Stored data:
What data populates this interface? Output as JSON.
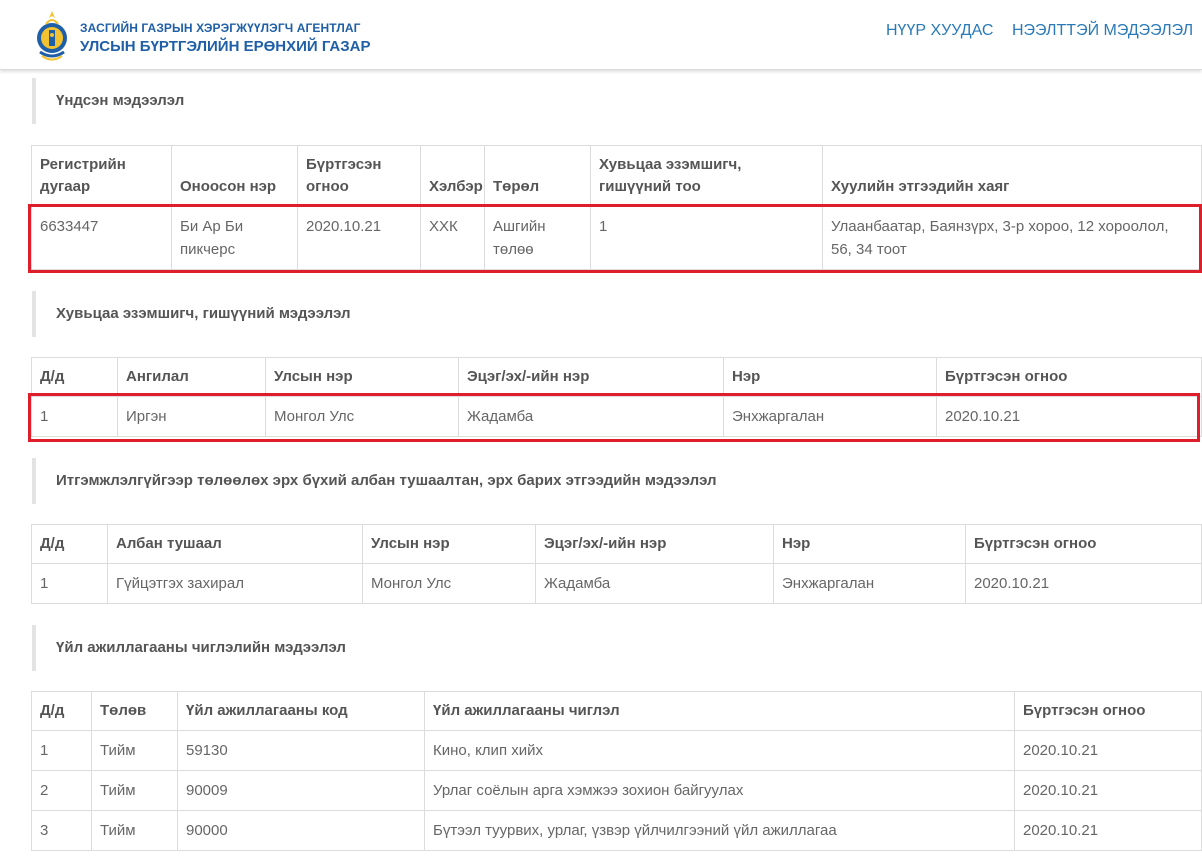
{
  "header": {
    "org_line1": "ЗАСГИЙН ГАЗРЫН ХЭРЭГЖҮҮЛЭГЧ АГЕНТЛАГ",
    "org_line2": "УЛСЫН БҮРТГЭЛИЙН ЕРӨНХИЙ ГАЗАР",
    "nav": [
      "НҮҮР ХУУДАС",
      "НЭЭЛТТЭЙ МЭДЭЭЛЭЛ"
    ]
  },
  "colors": {
    "accent": "#2a7ab8",
    "highlight": "#e01e2b"
  },
  "sections": {
    "basic": {
      "title": "Үндсэн мэдээлэл",
      "headers": [
        "Регистрийн дугаар",
        "Оноосон нэр",
        "Бүртгэсэн огноо",
        "Хэлбэр",
        "Төрөл",
        "Хувьцаа эзэмшигч, гишүүний тоо",
        "Хуулийн этгээдийн хаяг"
      ],
      "rows": [
        [
          "6633447",
          "Би Ар Би пикчерс",
          "2020.10.21",
          "ХХК",
          "Ашгийн төлөө",
          "1",
          "Улаанбаатар, Баянзүрх, 3-р хороо, 12 хороолол, 56, 34 тоот"
        ]
      ]
    },
    "shareholders": {
      "title": "Хувьцаа эзэмшигч, гишүүний мэдээлэл",
      "headers": [
        "Д/д",
        "Ангилал",
        "Улсын нэр",
        "Эцэг/эх/-ийн нэр",
        "Нэр",
        "Бүртгэсэн огноо"
      ],
      "rows": [
        [
          "1",
          "Иргэн",
          "Монгол Улс",
          "Жадамба",
          "Энхжаргалан",
          "2020.10.21"
        ]
      ]
    },
    "officials": {
      "title": "Итгэмжлэлгүйгээр төлөөлөх эрх бүхий албан тушаалтан, эрх барих этгээдийн мэдээлэл",
      "headers": [
        "Д/д",
        "Албан тушаал",
        "Улсын нэр",
        "Эцэг/эх/-ийн нэр",
        "Нэр",
        "Бүртгэсэн огноо"
      ],
      "rows": [
        [
          "1",
          "Гүйцэтгэх захирал",
          "Монгол Улс",
          "Жадамба",
          "Энхжаргалан",
          "2020.10.21"
        ]
      ]
    },
    "activities": {
      "title": "Үйл ажиллагааны чиглэлийн мэдээлэл",
      "headers": [
        "Д/д",
        "Төлөв",
        "Үйл ажиллагааны код",
        "Үйл ажиллагааны чиглэл",
        "Бүртгэсэн огноо"
      ],
      "rows": [
        [
          "1",
          "Тийм",
          "59130",
          "Кино, клип хийх",
          "2020.10.21"
        ],
        [
          "2",
          "Тийм",
          "90009",
          "Урлаг соёлын арга хэмжээ зохион байгуулах",
          "2020.10.21"
        ],
        [
          "3",
          "Тийм",
          "90000",
          "Бүтээл туурвих, урлаг, үзвэр үйлчилгээний үйл ажиллагаа",
          "2020.10.21"
        ]
      ]
    }
  }
}
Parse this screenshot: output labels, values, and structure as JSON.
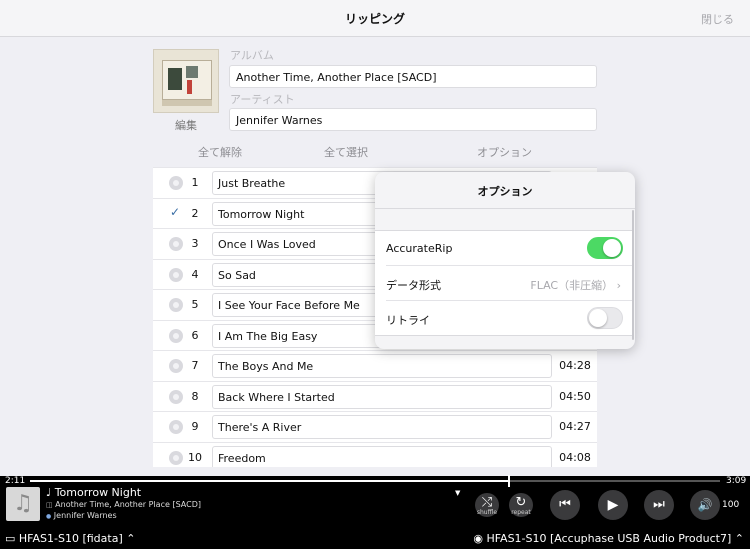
{
  "header": {
    "title": "リッピング",
    "close_label": "閉じる"
  },
  "album_info": {
    "edit_label": "編集",
    "album_label": "アルバム",
    "album_value": "Another Time, Another Place [SACD]",
    "artist_label": "アーティスト",
    "artist_value": "Jennifer Warnes"
  },
  "actions": {
    "deselect_all": "全て解除",
    "select_all": "全て選択",
    "options": "オプション"
  },
  "tracks": [
    {
      "num": "1",
      "title": "Just Breathe",
      "duration": "",
      "checked": false
    },
    {
      "num": "2",
      "title": "Tomorrow Night",
      "duration": "",
      "checked": true
    },
    {
      "num": "3",
      "title": "Once I Was Loved",
      "duration": "",
      "checked": false
    },
    {
      "num": "4",
      "title": "So Sad",
      "duration": "",
      "checked": false
    },
    {
      "num": "5",
      "title": "I See Your Face Before Me",
      "duration": "",
      "checked": false
    },
    {
      "num": "6",
      "title": "I Am The Big Easy",
      "duration": "",
      "checked": false
    },
    {
      "num": "7",
      "title": "The Boys And Me",
      "duration": "04:28",
      "checked": false
    },
    {
      "num": "8",
      "title": "Back Where I Started",
      "duration": "04:50",
      "checked": false
    },
    {
      "num": "9",
      "title": "There's A River",
      "duration": "04:27",
      "checked": false
    },
    {
      "num": "10",
      "title": "Freedom",
      "duration": "04:08",
      "checked": false
    }
  ],
  "options_popover": {
    "title": "オプション",
    "accuraterip_label": "AccurateRip",
    "accuraterip_on": true,
    "format_label": "データ形式",
    "format_value": "FLAC（非圧縮） ›",
    "retry_label": "リトライ",
    "retry_on": false
  },
  "player": {
    "elapsed": "2:11",
    "total": "3:09",
    "progress_fraction": 0.693,
    "title": "Tomorrow Night",
    "album": "Another Time, Another Place [SACD]",
    "artist": "Jennifer Warnes",
    "shuffle_label": "shuffle",
    "repeat_label": "repeat",
    "volume": "100",
    "device_left": "HFAS1-S10 [fidata]",
    "device_right": "HFAS1-S10 [Accuphase USB Audio Product7]"
  },
  "icons": {
    "note": "♩",
    "music": "♫",
    "album_glyph": "◫",
    "artist_glyph": "●",
    "shuffle": "⤭",
    "repeat": "↻",
    "prev": "⏮",
    "play": "▶",
    "next": "⏭",
    "volume": "🔊",
    "chevron_up": "⌃",
    "monitor": "▭",
    "speaker_device": "◉"
  }
}
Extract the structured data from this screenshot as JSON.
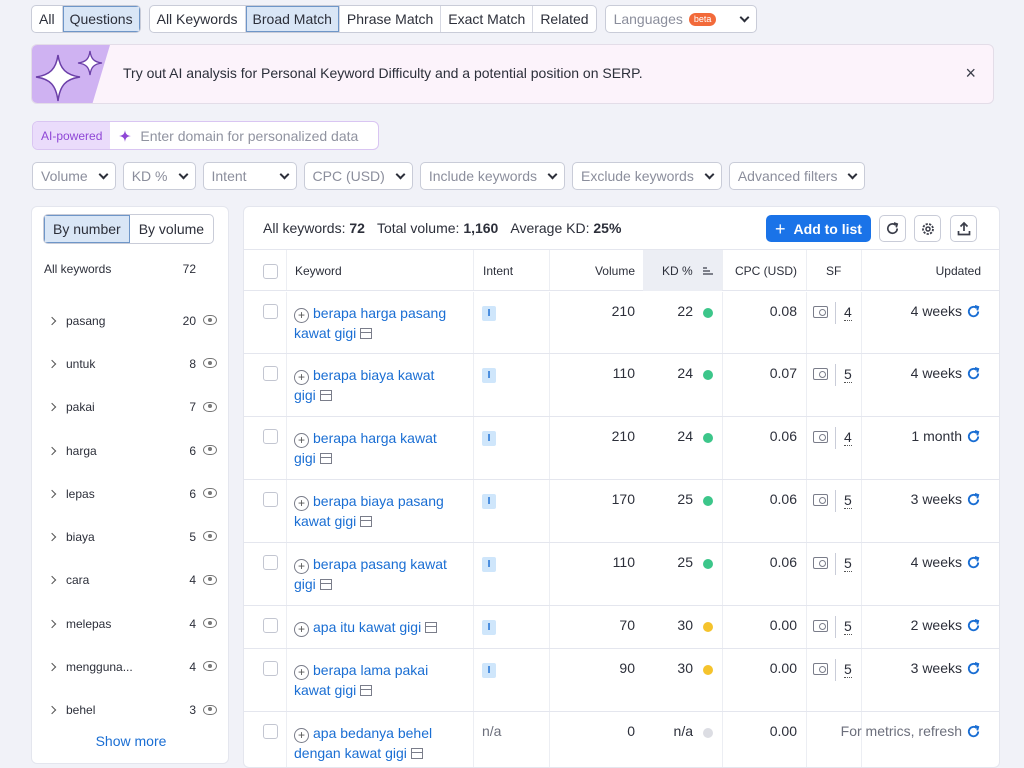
{
  "tabs": {
    "group1": [
      "All",
      "Questions"
    ],
    "group1_active": 1,
    "group2": [
      "All Keywords",
      "Broad Match",
      "Phrase Match",
      "Exact Match",
      "Related"
    ],
    "group2_active": 1,
    "languages": "Languages",
    "beta": "beta"
  },
  "banner": {
    "text_pre": "Try out ",
    "text_bold": "AI analysis",
    "text_post": " for Personal Keyword Difficulty and a potential position on SERP.",
    "close": "×"
  },
  "ai": {
    "badge": "AI-powered",
    "placeholder": "Enter domain for personalized data"
  },
  "filters": [
    "Volume",
    "KD %",
    "Intent",
    "CPC (USD)",
    "Include keywords",
    "Exclude keywords",
    "Advanced filters"
  ],
  "left": {
    "by_number": "By number",
    "by_volume": "By volume",
    "all_keywords_label": "All keywords",
    "all_keywords_count": "72",
    "groups": [
      {
        "name": "pasang",
        "count": "20"
      },
      {
        "name": "untuk",
        "count": "8"
      },
      {
        "name": "pakai",
        "count": "7"
      },
      {
        "name": "harga",
        "count": "6"
      },
      {
        "name": "lepas",
        "count": "6"
      },
      {
        "name": "biaya",
        "count": "5"
      },
      {
        "name": "cara",
        "count": "4"
      },
      {
        "name": "melepas",
        "count": "4"
      },
      {
        "name": "mengguna...",
        "count": "4"
      },
      {
        "name": "behel",
        "count": "3"
      }
    ],
    "show_more": "Show more"
  },
  "summary": {
    "all_keywords_label": "All keywords:",
    "all_keywords_value": "72",
    "total_volume_label": "Total volume:",
    "total_volume_value": "1,160",
    "avg_kd_label": "Average KD:",
    "avg_kd_value": "25%"
  },
  "toolbar": {
    "add_to_list": "Add to list",
    "add_icon": "plus-icon",
    "refresh_icon": "refresh-icon",
    "settings_icon": "gear-icon",
    "export_icon": "export-icon"
  },
  "table": {
    "headers": {
      "keyword": "Keyword",
      "intent": "Intent",
      "volume": "Volume",
      "kd": "KD %",
      "cpc": "CPC (USD)",
      "sf": "SF",
      "updated": "Updated"
    },
    "rows": [
      {
        "kw1": "berapa harga pasang",
        "kw2": "kawat gigi",
        "intent": "I",
        "volume": "210",
        "kd": "22",
        "kd_color": "#3cc68a",
        "cpc": "0.08",
        "sf": "4",
        "updated": "4 weeks"
      },
      {
        "kw1": "berapa biaya kawat",
        "kw2": "gigi",
        "intent": "I",
        "volume": "110",
        "kd": "24",
        "kd_color": "#3cc68a",
        "cpc": "0.07",
        "sf": "5",
        "updated": "4 weeks"
      },
      {
        "kw1": "berapa harga kawat",
        "kw2": "gigi",
        "intent": "I",
        "volume": "210",
        "kd": "24",
        "kd_color": "#3cc68a",
        "cpc": "0.06",
        "sf": "4",
        "updated": "1 month"
      },
      {
        "kw1": "berapa biaya pasang",
        "kw2": "kawat gigi",
        "intent": "I",
        "volume": "170",
        "kd": "25",
        "kd_color": "#3cc68a",
        "cpc": "0.06",
        "sf": "5",
        "updated": "3 weeks"
      },
      {
        "kw1": "berapa pasang kawat",
        "kw2": "gigi",
        "intent": "I",
        "volume": "110",
        "kd": "25",
        "kd_color": "#3cc68a",
        "cpc": "0.06",
        "sf": "5",
        "updated": "4 weeks"
      },
      {
        "kw1": "apa itu kawat gigi",
        "kw2": "",
        "intent": "I",
        "volume": "70",
        "kd": "30",
        "kd_color": "#f5c32c",
        "cpc": "0.00",
        "sf": "5",
        "updated": "2 weeks"
      },
      {
        "kw1": "berapa lama pakai",
        "kw2": "kawat gigi",
        "intent": "I",
        "volume": "90",
        "kd": "30",
        "kd_color": "#f5c32c",
        "cpc": "0.00",
        "sf": "5",
        "updated": "3 weeks"
      },
      {
        "kw1": "apa bedanya behel",
        "kw2": "dengan kawat gigi",
        "intent": "n/a",
        "volume": "0",
        "kd": "n/a",
        "kd_color": "#dcdde3",
        "cpc": "0.00",
        "sf": "",
        "updated": "For metrics, refresh"
      }
    ]
  }
}
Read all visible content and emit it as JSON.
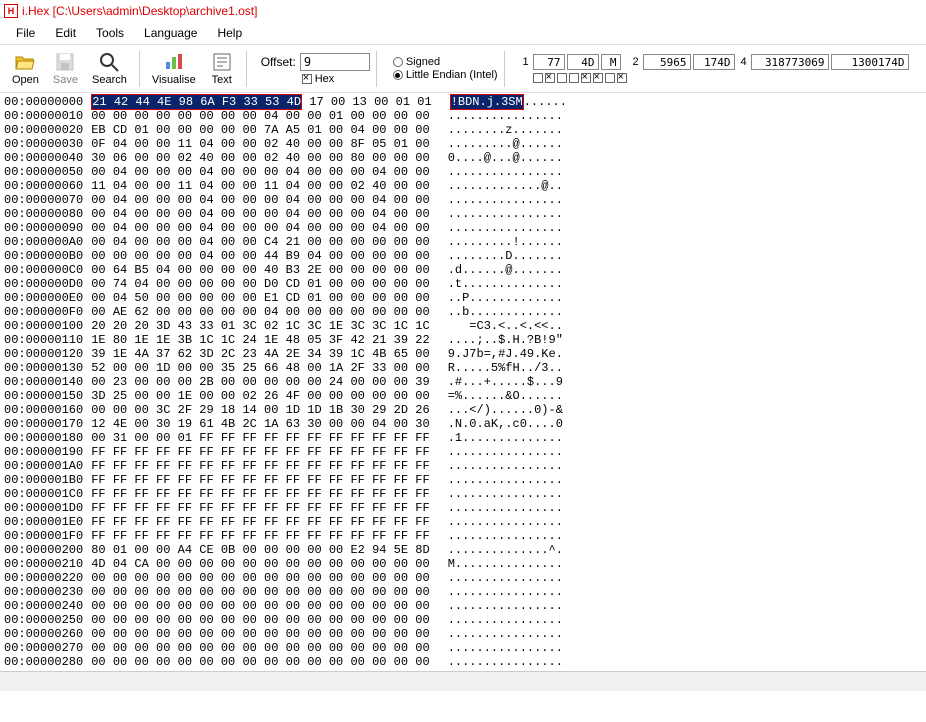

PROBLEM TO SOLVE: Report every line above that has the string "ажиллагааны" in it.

ANSWER AREA:
      "title": "Үйл ажиллагааны чиглэлийн мэдээлэл",
        "Үйл ажиллагааны код",
        "Үйл ажиллагааны чиглэл",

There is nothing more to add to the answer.